PROVIDED INFORMATION:

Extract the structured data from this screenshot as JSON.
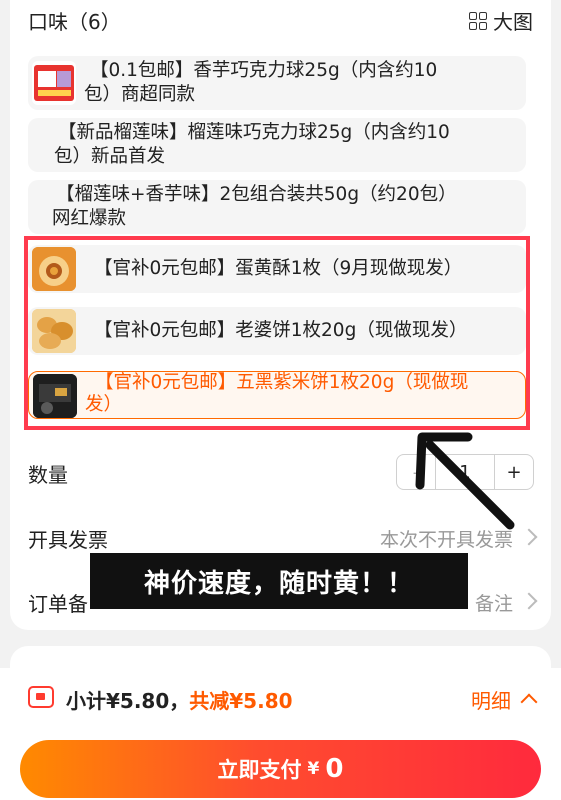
{
  "section": {
    "title": "口味（6）",
    "view_toggle": "大图"
  },
  "options": [
    {
      "label_line1": "【0.1包邮】香芋巧克力球25g（内含约10",
      "label_line2": "包）商超同款",
      "thumb": "product-thumb-taro"
    },
    {
      "label_line1": "【新品榴莲味】榴莲味巧克力球25g（内含约10",
      "label_line2": "包）新品首发"
    },
    {
      "label_line1": "【榴莲味+香芋味】2包组合装共50g（约20包）",
      "label_line2": "网红爆款"
    },
    {
      "label_line1": "【官补0元包邮】蛋黄酥1枚（9月现做现发）",
      "thumb": "product-thumb-egg-yolk-pastry"
    },
    {
      "label_line1": "【官补0元包邮】老婆饼1枚20g（现做现发）",
      "thumb": "product-thumb-wife-cake"
    },
    {
      "label_line1": "【官补0元包邮】五黑紫米饼1枚20g（现做现",
      "label_line2": "发）",
      "thumb": "product-thumb-purple-rice-cake",
      "selected": true
    }
  ],
  "quantity": {
    "label": "数量",
    "minus": "-",
    "value": "1",
    "plus": "+"
  },
  "invoice": {
    "label": "开具发票",
    "value": "本次不开具发票"
  },
  "order_note": {
    "label": "订单备",
    "value": "备注"
  },
  "overlay_caption": "神价速度，随时黄！！",
  "footer": {
    "subtotal": "小计¥5.80，",
    "discount": "共减¥5.80",
    "detail": "明细",
    "pay_label": "立即支付",
    "pay_currency": "¥",
    "pay_amount": "0"
  },
  "colors": {
    "accent": "#ff5a00",
    "highlight": "#ff3b4e"
  }
}
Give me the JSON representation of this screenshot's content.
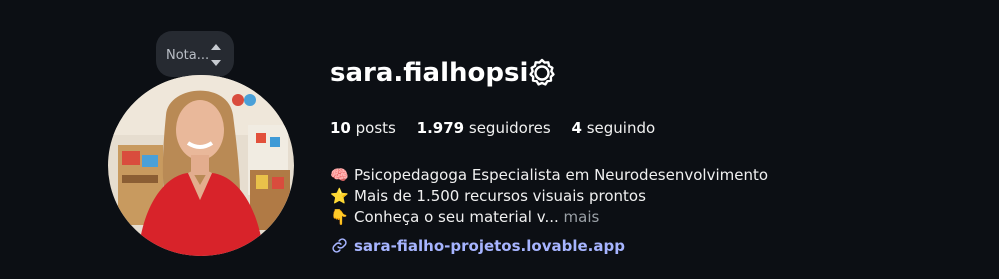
{
  "note": {
    "text": "Nota..."
  },
  "profile": {
    "username": "sara.fialhopsi",
    "settings_icon": "gear-icon"
  },
  "stats": {
    "posts_count": "10",
    "posts_label": "posts",
    "followers_count": "1.979",
    "followers_label": "seguidores",
    "following_count": "4",
    "following_label": "seguindo"
  },
  "bio": {
    "lines": [
      {
        "emoji": "🧠",
        "text": "Psicopedagoga Especialista em Neurodesenvolvimento"
      },
      {
        "emoji": "⭐",
        "text": "Mais de 1.500 recursos visuais prontos"
      },
      {
        "emoji": "👇",
        "text": "Conheça o seu material v..."
      }
    ],
    "more_label": "mais"
  },
  "link": {
    "text": "sara-fialho-projetos.lovable.app",
    "icon": "link-icon"
  },
  "colors": {
    "background": "#0c0f14",
    "link": "#a6b4ff",
    "note_bubble": "#262a31"
  }
}
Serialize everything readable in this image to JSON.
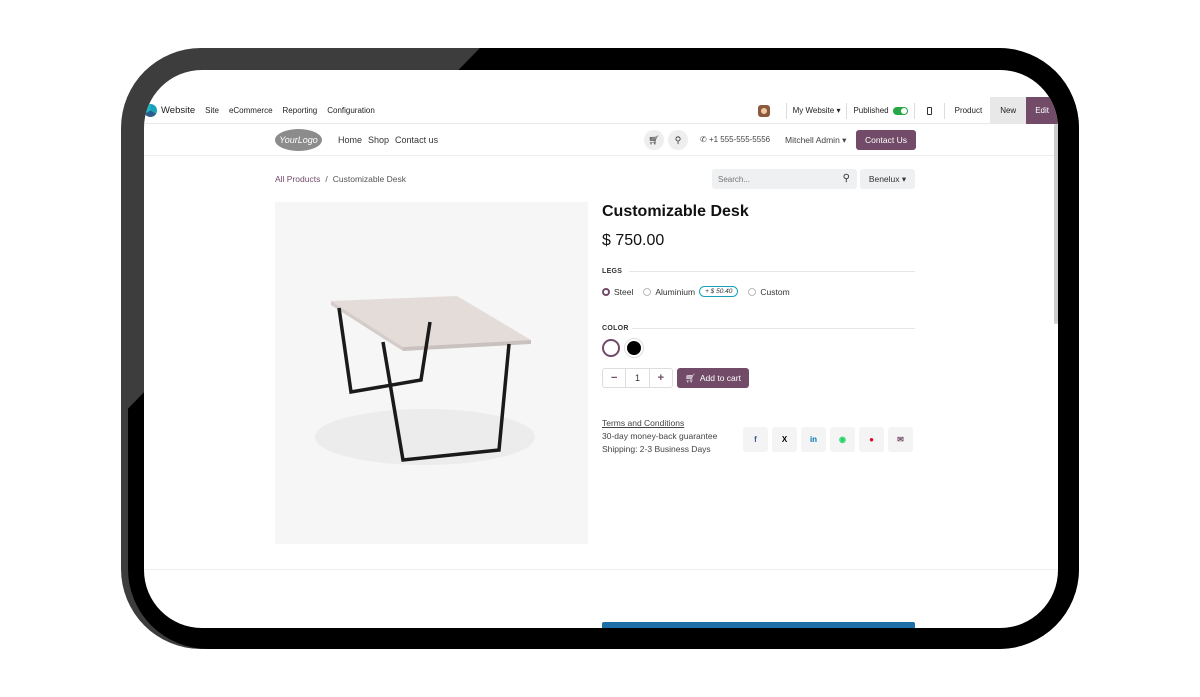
{
  "adminbar": {
    "app_name": "Website",
    "menu": [
      "Site",
      "eCommerce",
      "Reporting",
      "Configuration"
    ],
    "website_selector": "My Website ▾",
    "published_label": "Published",
    "product_label": "Product",
    "new_label": "New",
    "edit_label": "Edit"
  },
  "header": {
    "logo_text": "YourLogo",
    "nav": [
      "Home",
      "Shop",
      "Contact us"
    ],
    "phone": "+1 555-555-5556",
    "user": "Mitchell Admin ▾",
    "contact_button": "Contact Us"
  },
  "breadcrumb": {
    "parent": "All Products",
    "separator": "/",
    "current": "Customizable Desk"
  },
  "search": {
    "placeholder": "Search..."
  },
  "pricelist": "Benelux ▾",
  "product": {
    "name": "Customizable Desk",
    "price": "$ 750.00",
    "legs_label": "LEGS",
    "legs_options": [
      "Steel",
      "Aluminium",
      "Custom"
    ],
    "aluminium_extra": "+ $ 50.40",
    "selected_leg": "Steel",
    "color_label": "COLOR",
    "colors": [
      "#ffffff",
      "#000000"
    ],
    "selected_color": "#ffffff",
    "quantity": "1",
    "qty_minus": "−",
    "qty_plus": "+",
    "add_to_cart": "Add to cart",
    "terms_link": "Terms and Conditions",
    "guarantee": "30-day money-back guarantee",
    "shipping": "Shipping: 2-3 Business Days"
  },
  "share_icons": [
    {
      "name": "facebook-icon",
      "glyph": "f",
      "color": "#3b5998"
    },
    {
      "name": "x-icon",
      "glyph": "X",
      "color": "#000000"
    },
    {
      "name": "linkedin-icon",
      "glyph": "in",
      "color": "#0077b5"
    },
    {
      "name": "whatsapp-icon",
      "glyph": "◉",
      "color": "#25d366"
    },
    {
      "name": "pinterest-icon",
      "glyph": "●",
      "color": "#e60023"
    },
    {
      "name": "email-icon",
      "glyph": "✉",
      "color": "#714b67"
    }
  ],
  "colors": {
    "brand": "#714b67",
    "published_toggle": "#28a745"
  }
}
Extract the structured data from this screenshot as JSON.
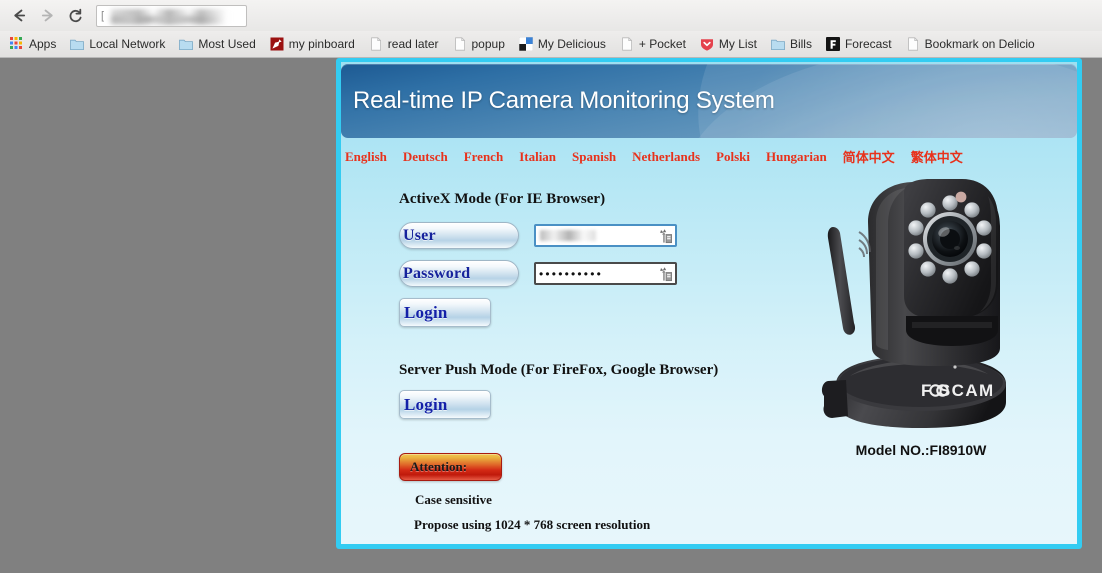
{
  "browser": {
    "nav": {
      "back_label": "Back",
      "forward_label": "Forward",
      "reload_label": "Reload"
    },
    "url_bar": {
      "value": "",
      "placeholder": "",
      "redacted": true,
      "leading_char": "["
    },
    "bookmarks": [
      {
        "label": "Apps",
        "icon": "apps-grid-icon"
      },
      {
        "label": "Local Network",
        "icon": "folder-icon"
      },
      {
        "label": "Most Used",
        "icon": "folder-icon"
      },
      {
        "label": "my pinboard",
        "icon": "pushpin-icon"
      },
      {
        "label": "read later",
        "icon": "page-icon"
      },
      {
        "label": "popup",
        "icon": "page-icon"
      },
      {
        "label": "My Delicious",
        "icon": "delicious-squares-icon"
      },
      {
        "label": "+ Pocket",
        "icon": "page-icon"
      },
      {
        "label": "My List",
        "icon": "shield-heart-icon"
      },
      {
        "label": "Bills",
        "icon": "folder-icon"
      },
      {
        "label": "Forecast",
        "icon": "forecast-f-icon"
      },
      {
        "label": "Bookmark on Delicio",
        "icon": "page-icon"
      }
    ]
  },
  "page": {
    "banner_title": "Real-time IP Camera Monitoring System",
    "languages": [
      {
        "label": "English"
      },
      {
        "label": "Deutsch"
      },
      {
        "label": "French"
      },
      {
        "label": "Italian"
      },
      {
        "label": "Spanish"
      },
      {
        "label": "Netherlands"
      },
      {
        "label": "Polski"
      },
      {
        "label": "Hungarian"
      },
      {
        "label": "简体中文"
      },
      {
        "label": "繁体中文"
      }
    ],
    "activex": {
      "title": "ActiveX Mode (For IE Browser)",
      "user_label": "User",
      "password_label": "Password",
      "user_value": "",
      "password_value": "••••••••••",
      "login_label": "Login"
    },
    "serverpush": {
      "title": "Server Push Mode (For FireFox, Google Browser)",
      "login_label": "Login"
    },
    "attention": {
      "badge_label": "Attention:",
      "note_1": "Case sensitive",
      "note_2": "Propose using 1024 * 768 screen resolution"
    },
    "camera": {
      "brand": "FOSCAM",
      "model_label": "Model NO.:FI8910W"
    },
    "colors": {
      "frame": "#33ccf2",
      "lang_link": "#e8321c",
      "button_text": "#16239c",
      "banner_start": "#1d5a93",
      "banner_end": "#7ba6c6"
    }
  }
}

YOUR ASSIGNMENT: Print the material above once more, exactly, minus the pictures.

RESPONSE TO THE TASK:
Extract the structured data from this screenshot as JSON.
{
  "section": {
    "title": "口味（6）",
    "view_toggle": "大图"
  },
  "options": [
    {
      "label_line1": "【0.1包邮】香芋巧克力球25g（内含约10",
      "label_line2": "包）商超同款",
      "thumb": "product-thumb-taro"
    },
    {
      "label_line1": "【新品榴莲味】榴莲味巧克力球25g（内含约10",
      "label_line2": "包）新品首发"
    },
    {
      "label_line1": "【榴莲味+香芋味】2包组合装共50g（约20包）",
      "label_line2": "网红爆款"
    },
    {
      "label_line1": "【官补0元包邮】蛋黄酥1枚（9月现做现发）",
      "thumb": "product-thumb-egg-yolk-pastry"
    },
    {
      "label_line1": "【官补0元包邮】老婆饼1枚20g（现做现发）",
      "thumb": "product-thumb-wife-cake"
    },
    {
      "label_line1": "【官补0元包邮】五黑紫米饼1枚20g（现做现",
      "label_line2": "发）",
      "thumb": "product-thumb-purple-rice-cake",
      "selected": true
    }
  ],
  "quantity": {
    "label": "数量",
    "minus": "-",
    "value": "1",
    "plus": "+"
  },
  "invoice": {
    "label": "开具发票",
    "value": "本次不开具发票"
  },
  "order_note": {
    "label": "订单备",
    "value": "备注"
  },
  "overlay_caption": "神价速度，随时黄！！",
  "footer": {
    "subtotal": "小计¥5.80，",
    "discount": "共减¥5.80",
    "detail": "明细",
    "pay_label": "立即支付",
    "pay_currency": "¥",
    "pay_amount": "0"
  },
  "colors": {
    "accent": "#ff5a00",
    "highlight": "#ff3b4e"
  }
}
Give me the JSON representation of this screenshot's content.
{
  "note": {
    "text": "Nota..."
  },
  "profile": {
    "username": "sara.fialhopsi",
    "settings_icon": "gear-icon"
  },
  "stats": {
    "posts_count": "10",
    "posts_label": "posts",
    "followers_count": "1.979",
    "followers_label": "seguidores",
    "following_count": "4",
    "following_label": "seguindo"
  },
  "bio": {
    "lines": [
      {
        "emoji": "🧠",
        "text": "Psicopedagoga Especialista em Neurodesenvolvimento"
      },
      {
        "emoji": "⭐",
        "text": "Mais de 1.500 recursos visuais prontos"
      },
      {
        "emoji": "👇",
        "text": "Conheça o seu material v..."
      }
    ],
    "more_label": "mais"
  },
  "link": {
    "text": "sara-fialho-projetos.lovable.app",
    "icon": "link-icon"
  },
  "colors": {
    "background": "#0c0f14",
    "link": "#a6b4ff",
    "note_bubble": "#262a31"
  }
}
Serialize everything readable in this image to JSON.
{
  "adminbar": {
    "app_name": "Website",
    "menu": [
      "Site",
      "eCommerce",
      "Reporting",
      "Configuration"
    ],
    "website_selector": "My Website ▾",
    "published_label": "Published",
    "product_label": "Product",
    "new_label": "New",
    "edit_label": "Edit"
  },
  "header": {
    "logo_text": "YourLogo",
    "nav": [
      "Home",
      "Shop",
      "Contact us"
    ],
    "phone": "+1 555-555-5556",
    "user": "Mitchell Admin ▾",
    "contact_button": "Contact Us"
  },
  "breadcrumb": {
    "parent": "All Products",
    "separator": "/",
    "current": "Customizable Desk"
  },
  "search": {
    "placeholder": "Search..."
  },
  "pricelist": "Benelux ▾",
  "product": {
    "name": "Customizable Desk",
    "price": "$ 750.00",
    "legs_label": "LEGS",
    "legs_options": [
      "Steel",
      "Aluminium",
      "Custom"
    ],
    "aluminium_extra": "+ $ 50.40",
    "selected_leg": "Steel",
    "color_label": "COLOR",
    "colors": [
      "#ffffff",
      "#000000"
    ],
    "selected_color": "#ffffff",
    "quantity": "1",
    "qty_minus": "−",
    "qty_plus": "+",
    "add_to_cart": "Add to cart",
    "terms_link": "Terms and Conditions",
    "guarantee": "30-day money-back guarantee",
    "shipping": "Shipping: 2-3 Business Days"
  },
  "share_icons": [
    {
      "name": "facebook-icon",
      "glyph": "f",
      "color": "#3b5998"
    },
    {
      "name": "x-icon",
      "glyph": "X",
      "color": "#000000"
    },
    {
      "name": "linkedin-icon",
      "glyph": "in",
      "color": "#0077b5"
    },
    {
      "name": "whatsapp-icon",
      "glyph": "◉",
      "color": "#25d366"
    },
    {
      "name": "pinterest-icon",
      "glyph": "●",
      "color": "#e60023"
    },
    {
      "name": "email-icon",
      "glyph": "✉",
      "color": "#714b67"
    }
  ],
  "colors": {
    "brand": "#714b67",
    "published_toggle": "#28a745"
  }
}
Extract the structured data from this screenshot as JSON.
{
  "browser": {
    "nav": {
      "back_label": "Back",
      "forward_label": "Forward",
      "reload_label": "Reload"
    },
    "url_bar": {
      "value": "",
      "placeholder": "",
      "redacted": true,
      "leading_char": "["
    },
    "bookmarks": [
      {
        "label": "Apps",
        "icon": "apps-grid-icon"
      },
      {
        "label": "Local Network",
        "icon": "folder-icon"
      },
      {
        "label": "Most Used",
        "icon": "folder-icon"
      },
      {
        "label": "my pinboard",
        "icon": "pushpin-icon"
      },
      {
        "label": "read later",
        "icon": "page-icon"
      },
      {
        "label": "popup",
        "icon": "page-icon"
      },
      {
        "label": "My Delicious",
        "icon": "delicious-squares-icon"
      },
      {
        "label": "+ Pocket",
        "icon": "page-icon"
      },
      {
        "label": "My List",
        "icon": "shield-heart-icon"
      },
      {
        "label": "Bills",
        "icon": "folder-icon"
      },
      {
        "label": "Forecast",
        "icon": "forecast-f-icon"
      },
      {
        "label": "Bookmark on Delicio",
        "icon": "page-icon"
      }
    ]
  },
  "page": {
    "banner_title": "Real-time IP Camera Monitoring System",
    "languages": [
      {
        "label": "English"
      },
      {
        "label": "Deutsch"
      },
      {
        "label": "French"
      },
      {
        "label": "Italian"
      },
      {
        "label": "Spanish"
      },
      {
        "label": "Netherlands"
      },
      {
        "label": "Polski"
      },
      {
        "label": "Hungarian"
      },
      {
        "label": "简体中文"
      },
      {
        "label": "繁体中文"
      }
    ],
    "activex": {
      "title": "ActiveX Mode (For IE Browser)",
      "user_label": "User",
      "password_label": "Password",
      "user_value": "",
      "password_value": "••••••••••",
      "login_label": "Login"
    },
    "serverpush": {
      "title": "Server Push Mode (For FireFox, Google Browser)",
      "login_label": "Login"
    },
    "attention": {
      "badge_label": "Attention:",
      "note_1": "Case sensitive",
      "note_2": "Propose using 1024 * 768 screen resolution"
    },
    "camera": {
      "brand": "FOSCAM",
      "model_label": "Model NO.:FI8910W"
    },
    "colors": {
      "frame": "#33ccf2",
      "lang_link": "#e8321c",
      "button_text": "#16239c",
      "banner_start": "#1d5a93",
      "banner_end": "#7ba6c6"
    }
  }
}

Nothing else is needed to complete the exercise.